his recruiting effort throughout the area

You see Sheriff John Pollack and his staff all over social media. 2nd Story Marketing put together an extensive media plan to try to recruit people to fill open correction officer and road patrol positions, as well as raise awareness of the department.  

The effort promoted the department, but there are still seven correction officer positions open and two on road patrol positions because of the tight labor market, Pollack said this week.     

In corrections, “We have three in training who will begin soon, but we are still down seven.” The county raised wages 7.6% for all employees in the last six months. 

Using marijuana excise tax revenues, county commissioners moved to end the lower Tier II hiring hourly wage.

Corrections officer starting wage now is $19.10. It increases in six months to $19.40 then to $20.02 at the one-year mark.        

Deputy Dalton Turmell resigned to go to Calhoun County. That left an opening with two authorized road patrol positions already unfilled. 

Road patrol starting hourly wage is $23.39 an hour; in six months $23.78, and after one year, $24.17. 

While starting wages are up, those employed by Branch County face high health insurance costs. Because of high usage over the last two years by employees and family, health insurance increased 62% over 2021. 

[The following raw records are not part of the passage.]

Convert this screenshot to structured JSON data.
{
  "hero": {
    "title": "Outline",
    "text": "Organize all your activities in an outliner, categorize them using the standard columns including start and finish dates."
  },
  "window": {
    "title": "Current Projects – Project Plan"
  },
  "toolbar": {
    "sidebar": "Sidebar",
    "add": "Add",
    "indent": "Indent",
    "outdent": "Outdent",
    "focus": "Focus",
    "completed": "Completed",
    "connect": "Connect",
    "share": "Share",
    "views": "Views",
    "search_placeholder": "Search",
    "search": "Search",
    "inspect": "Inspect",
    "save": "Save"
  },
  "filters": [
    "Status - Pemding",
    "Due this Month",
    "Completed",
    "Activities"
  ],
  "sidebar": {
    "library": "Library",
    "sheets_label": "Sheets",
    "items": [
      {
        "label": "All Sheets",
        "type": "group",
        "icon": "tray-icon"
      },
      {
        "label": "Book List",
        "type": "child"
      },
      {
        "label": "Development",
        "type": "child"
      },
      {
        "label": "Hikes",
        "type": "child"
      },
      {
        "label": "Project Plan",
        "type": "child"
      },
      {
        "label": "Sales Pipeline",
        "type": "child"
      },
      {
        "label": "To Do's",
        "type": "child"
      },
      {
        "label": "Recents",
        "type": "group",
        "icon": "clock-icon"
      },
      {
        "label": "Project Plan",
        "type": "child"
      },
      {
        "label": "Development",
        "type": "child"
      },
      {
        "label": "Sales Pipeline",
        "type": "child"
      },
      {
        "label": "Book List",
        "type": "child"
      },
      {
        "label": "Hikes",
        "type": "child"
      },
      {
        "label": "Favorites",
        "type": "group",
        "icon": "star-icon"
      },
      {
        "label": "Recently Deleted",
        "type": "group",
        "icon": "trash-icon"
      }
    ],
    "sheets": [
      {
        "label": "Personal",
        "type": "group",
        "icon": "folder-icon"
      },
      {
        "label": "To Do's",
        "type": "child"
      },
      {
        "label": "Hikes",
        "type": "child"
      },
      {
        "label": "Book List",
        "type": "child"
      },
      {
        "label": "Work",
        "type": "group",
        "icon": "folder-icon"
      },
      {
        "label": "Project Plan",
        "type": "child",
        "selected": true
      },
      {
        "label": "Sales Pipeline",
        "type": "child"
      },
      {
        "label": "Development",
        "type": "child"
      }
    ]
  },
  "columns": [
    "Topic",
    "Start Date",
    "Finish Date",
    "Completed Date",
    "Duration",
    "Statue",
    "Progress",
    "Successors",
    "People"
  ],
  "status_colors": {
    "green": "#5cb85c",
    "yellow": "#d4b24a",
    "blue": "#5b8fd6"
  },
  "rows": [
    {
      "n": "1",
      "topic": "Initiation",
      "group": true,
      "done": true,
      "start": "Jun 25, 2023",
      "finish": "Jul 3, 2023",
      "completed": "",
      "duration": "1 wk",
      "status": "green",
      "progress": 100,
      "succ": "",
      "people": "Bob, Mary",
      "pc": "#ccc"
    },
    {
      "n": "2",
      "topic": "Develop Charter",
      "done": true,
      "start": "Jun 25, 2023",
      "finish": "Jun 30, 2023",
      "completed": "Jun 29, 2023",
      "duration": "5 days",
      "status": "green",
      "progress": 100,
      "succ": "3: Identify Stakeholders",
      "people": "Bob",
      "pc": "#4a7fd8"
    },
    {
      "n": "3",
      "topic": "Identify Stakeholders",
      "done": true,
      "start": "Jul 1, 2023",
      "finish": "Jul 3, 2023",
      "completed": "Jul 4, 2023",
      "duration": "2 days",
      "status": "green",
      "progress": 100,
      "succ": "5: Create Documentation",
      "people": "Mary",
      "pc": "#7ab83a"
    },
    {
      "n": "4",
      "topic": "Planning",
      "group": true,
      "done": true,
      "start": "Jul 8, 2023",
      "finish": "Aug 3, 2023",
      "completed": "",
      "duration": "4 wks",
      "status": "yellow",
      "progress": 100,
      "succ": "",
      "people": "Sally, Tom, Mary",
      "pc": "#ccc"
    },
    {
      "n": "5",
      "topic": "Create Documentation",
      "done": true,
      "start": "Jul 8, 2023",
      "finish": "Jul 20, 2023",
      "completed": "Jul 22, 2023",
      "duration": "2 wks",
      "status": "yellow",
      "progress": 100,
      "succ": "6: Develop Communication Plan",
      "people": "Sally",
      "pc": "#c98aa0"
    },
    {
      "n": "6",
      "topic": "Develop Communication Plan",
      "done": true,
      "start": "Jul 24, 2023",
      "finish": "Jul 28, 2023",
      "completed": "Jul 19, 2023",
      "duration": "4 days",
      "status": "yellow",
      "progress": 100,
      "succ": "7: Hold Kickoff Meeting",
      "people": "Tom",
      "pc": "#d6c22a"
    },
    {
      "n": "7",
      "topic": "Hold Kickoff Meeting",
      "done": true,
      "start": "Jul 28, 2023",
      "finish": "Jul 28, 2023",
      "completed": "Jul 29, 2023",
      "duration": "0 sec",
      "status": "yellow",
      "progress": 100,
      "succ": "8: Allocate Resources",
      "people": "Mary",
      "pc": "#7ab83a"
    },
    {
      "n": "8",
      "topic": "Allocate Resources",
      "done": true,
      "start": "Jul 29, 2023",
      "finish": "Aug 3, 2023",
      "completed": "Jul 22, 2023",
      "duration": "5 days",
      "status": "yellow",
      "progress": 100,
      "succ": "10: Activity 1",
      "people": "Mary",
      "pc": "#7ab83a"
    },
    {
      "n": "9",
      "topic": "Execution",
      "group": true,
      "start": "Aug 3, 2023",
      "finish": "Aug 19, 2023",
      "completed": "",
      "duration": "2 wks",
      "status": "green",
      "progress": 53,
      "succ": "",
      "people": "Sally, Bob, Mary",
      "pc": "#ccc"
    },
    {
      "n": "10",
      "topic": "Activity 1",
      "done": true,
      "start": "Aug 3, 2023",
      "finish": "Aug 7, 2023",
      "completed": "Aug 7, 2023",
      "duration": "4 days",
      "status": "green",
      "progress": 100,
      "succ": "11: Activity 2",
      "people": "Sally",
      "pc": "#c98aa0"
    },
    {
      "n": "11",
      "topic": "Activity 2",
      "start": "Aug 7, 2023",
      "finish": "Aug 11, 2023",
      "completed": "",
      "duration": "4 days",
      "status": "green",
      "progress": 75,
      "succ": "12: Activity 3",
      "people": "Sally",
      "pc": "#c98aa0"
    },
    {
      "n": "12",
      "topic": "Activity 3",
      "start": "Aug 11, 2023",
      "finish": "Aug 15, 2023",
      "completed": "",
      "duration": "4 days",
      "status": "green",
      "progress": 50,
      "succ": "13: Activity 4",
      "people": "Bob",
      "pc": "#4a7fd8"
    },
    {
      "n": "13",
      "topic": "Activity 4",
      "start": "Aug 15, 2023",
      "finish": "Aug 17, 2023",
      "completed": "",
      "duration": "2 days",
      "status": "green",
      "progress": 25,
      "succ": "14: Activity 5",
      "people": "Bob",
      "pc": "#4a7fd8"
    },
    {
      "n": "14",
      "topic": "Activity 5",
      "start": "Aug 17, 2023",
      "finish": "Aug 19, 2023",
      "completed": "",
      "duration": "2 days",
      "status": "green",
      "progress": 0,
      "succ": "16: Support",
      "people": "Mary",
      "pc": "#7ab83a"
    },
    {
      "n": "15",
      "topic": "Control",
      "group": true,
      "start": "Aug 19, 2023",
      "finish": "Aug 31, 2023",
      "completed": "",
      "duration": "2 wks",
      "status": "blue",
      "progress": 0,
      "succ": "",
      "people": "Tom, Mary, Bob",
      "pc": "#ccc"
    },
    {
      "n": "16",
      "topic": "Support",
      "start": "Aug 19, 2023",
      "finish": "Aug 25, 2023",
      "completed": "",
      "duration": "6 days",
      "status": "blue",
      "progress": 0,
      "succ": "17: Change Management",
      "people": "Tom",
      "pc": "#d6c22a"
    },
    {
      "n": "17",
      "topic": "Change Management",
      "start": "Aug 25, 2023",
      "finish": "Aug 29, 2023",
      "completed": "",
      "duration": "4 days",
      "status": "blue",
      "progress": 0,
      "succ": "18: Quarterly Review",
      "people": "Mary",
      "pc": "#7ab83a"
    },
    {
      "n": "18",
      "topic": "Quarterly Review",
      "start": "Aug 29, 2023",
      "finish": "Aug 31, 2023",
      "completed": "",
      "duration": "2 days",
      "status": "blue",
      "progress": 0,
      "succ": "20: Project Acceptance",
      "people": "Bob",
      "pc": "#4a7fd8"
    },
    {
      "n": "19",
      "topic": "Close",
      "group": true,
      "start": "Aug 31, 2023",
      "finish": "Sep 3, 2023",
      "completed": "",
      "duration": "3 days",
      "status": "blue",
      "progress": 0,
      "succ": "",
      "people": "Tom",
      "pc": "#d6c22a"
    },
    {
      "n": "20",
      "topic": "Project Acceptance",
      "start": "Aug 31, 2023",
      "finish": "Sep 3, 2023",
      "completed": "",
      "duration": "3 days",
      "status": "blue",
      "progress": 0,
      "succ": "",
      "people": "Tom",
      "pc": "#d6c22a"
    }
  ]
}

To cut costs, county administrator Bud Norman brought in a modified plan which allowed employee to obtained lower rates by assuming a $4,000 per person or $8,000 per family deductible. This type of catastrophic coverage will provide lower rates, but does not provide payments unless there is a major injury or illness. Less than 5% of employees opted for this coverage, Norman said in April. 

Almost all law enforcement agencies are struggling to find officers in Michigan, even state police. Its latest academy is taking already certified officers for a shortened training program. 

County Commissioner Jon Houtz, started his career as a police officer before joining the Michigan Department of Corrections and retiring as an administrator. He said Branch County is not an ideal place for most recruits.

“They are looking for places where there is more action than we have here,” he said.

Pollack does pay for training for officers who will come work for Branch County. He encountered a problem with Turmell. Pollack told county commissioners he left after less than two years. 

Pollack said after consultation there is no way for a public agency in Michigan to require a person stay or pay back the county for the training. County legal counsel concurred, he said.

The sheriff approached Michigan Works! That public/private organization can entered into such contracts and has done so with other law enforcement agencies. 

Pollack said he had discussed such a program with the agency. 

The 2nd Story Marketing program, put together by Courtney Dirschell to recruit officers, cost $850. Three month implementation cost $2,400. Pollack had some budgeted funds. County commissioners agreed the rest would come from the county contingency funds. 

The state MICOLES site shows 26 departments are searching for correction certified staff. More than 70 deputies are searching for sworn certified officers. 

In requesting the marketing effort, Pollack said Dirschell consulted on the sheriff’s Facebook page and other media projects.

“It worked out great and has gotten us great results,” he said.

The effort spotlights working in the state’s newest high-tech jail and the quality of staff that works here.